Well, that escalated quickly.
We contrarians have been ready for rising interest rates—and long-term rates have indeed begun the year with a moonshot.
The Federal Reserve has been a big buyer of US bonds since the spring of 2020. If it weren’t for this “whale” buying $80 billion in bonds per month, long rates would likely be higher already.
How much higher is anyone’s guess. But now that the Fed is “tapering” its monthly purchases from $80 billion all the way to zero, everyone is rushing to place bets. And income investors are speculating that a fair rate for the 10-year is higher than here.
What a difference a year makes! In these pages exactly one year ago, we chatted about the likelihood of a rising 10-year Treasury rate. The benchmark yield had just cleared 1%. It eventually closed the year at 1.5% and, as I write, we’re already staring at 1.8%.
On a historical basis these rates are still low. But on a relative basis they’re a runaway train.
And hey, when it comes to making money in the stock market, it’s all relative.
Take bank stocks, which are fun to own as long rates bounce. My favorites are the smaller, regional banks with the traditional banking model of “borrowing short and lending long.” The booming long rate drops right to the bottom lines of these banks.
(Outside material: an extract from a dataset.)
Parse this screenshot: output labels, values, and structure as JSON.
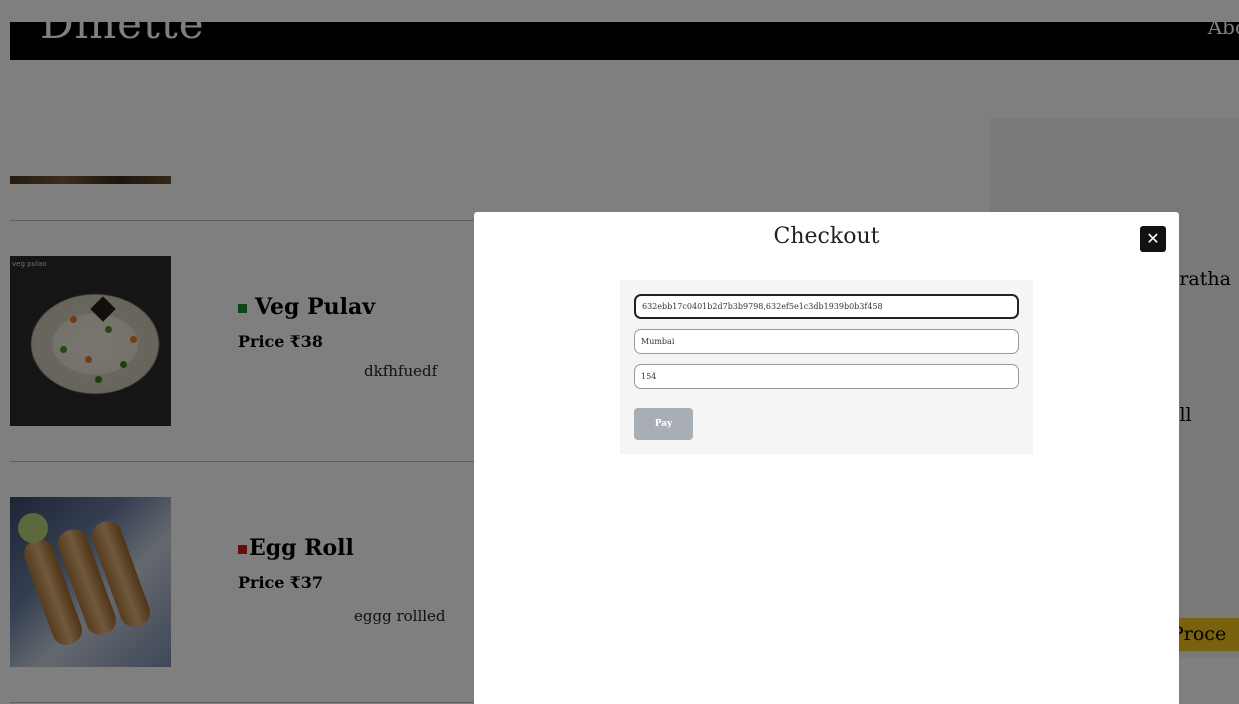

These banks are still able to borrow for cheap, with short-term rates nailed to the floor. Meanwhile they’ve been able to lend for more, with long rates up a cool 80% over the past year. The “spread” between short and long rates is pure profit.
Many of these stocks entered last year as “coiled springs.” Small banks have had a rough last decade or so, with long rates stuck in the basement. But things have gotten a lot better over the last 12 months.
Their stock prices are already moving higher. If this keeps up, we’re going to see some serious dividend raises from this sector, too.
Shout out to my Contrarian Income Report readers, who have rolled with small banks Comerica
Our dividend growth service Hidden Yields has also been big on financial payers that directly benefit from rising long rates. For example, Puerto Rico bank Popular
With the 10-year yield on a tear, it feels like nothing can stop these stocks. However, we do need to keep an eye on the opposite (short) end of the yield curve.
Short rates are set by the Fed, and they will climb soon (possibly as soon as March.) Each Fed rate hike will flatten the yield curve, which could then put pressure on financial profits.
Short rates are going to rise because the Fed needs to tighten its loose (to put it nicely) monetary policy in order to reign in inflation. With price increases at a 40-year high, inflation has become a political issue. And the Fed, a political entity focused on self-preservation, needs to do what it can to take the pressure off of Main Street.
So we have the Fed leaving the bond market, which is bullish for long rates. But we have the same agency likely to hike short rates. We will see if bank spreads are able to further widen, or if profits need to be booked.
A purer play focused only on the long end of the yield curve is New Residential Investment (NRZ). NRZ is the largest non-bank owner of mortgage service rights (MSRs) in the world. These aren’t the loans themselves, but the rights to service these loans. A subtle but important difference.
Earlier this week, I received an email from Truist Bank that they collected my monthly mortgage payment. They had to work quite hard for it—(read: sarcasm)—they sweated a debit to my bank account. For their “effort” they received 0.25% of the payment.
Truist bought our MSR late last year. It’s a quarter-percent gravy train for the bank. The only thing that could foil their cash flow would be us refinancing our mortgage, in which case they would lose their right. Fortunately for Truist, we just refinanced last year and we won’t revisit our mortgage unless rates unexpectedly tank.
MSRs are the ultimate inflation train. This is reflected in NRZ’s book value, which rose 17% through the first three quarters of 2021.
With mortgage rates trending higher again, NRZ’s book value (BV) is rising, too. I anticipate management will report an even higher BV on its next earnings call.
Plus, this stock yields 9.2%. And unlike banks, NRZ doesn’t have to worry about the Fed raising short-term rates. Its only concern is the long end of the curve, which continues to slope higher as Powell packs his bags and leaves the bond market.
Now that’s the type of dividend that we want to own right now.
Brett Owens is chief investment strategist for Contrarian Outlook. For more great income ideas, get your free copy his latest special report: Your Early Retirement Portfolio: Huge Dividends—Every Month—Forever.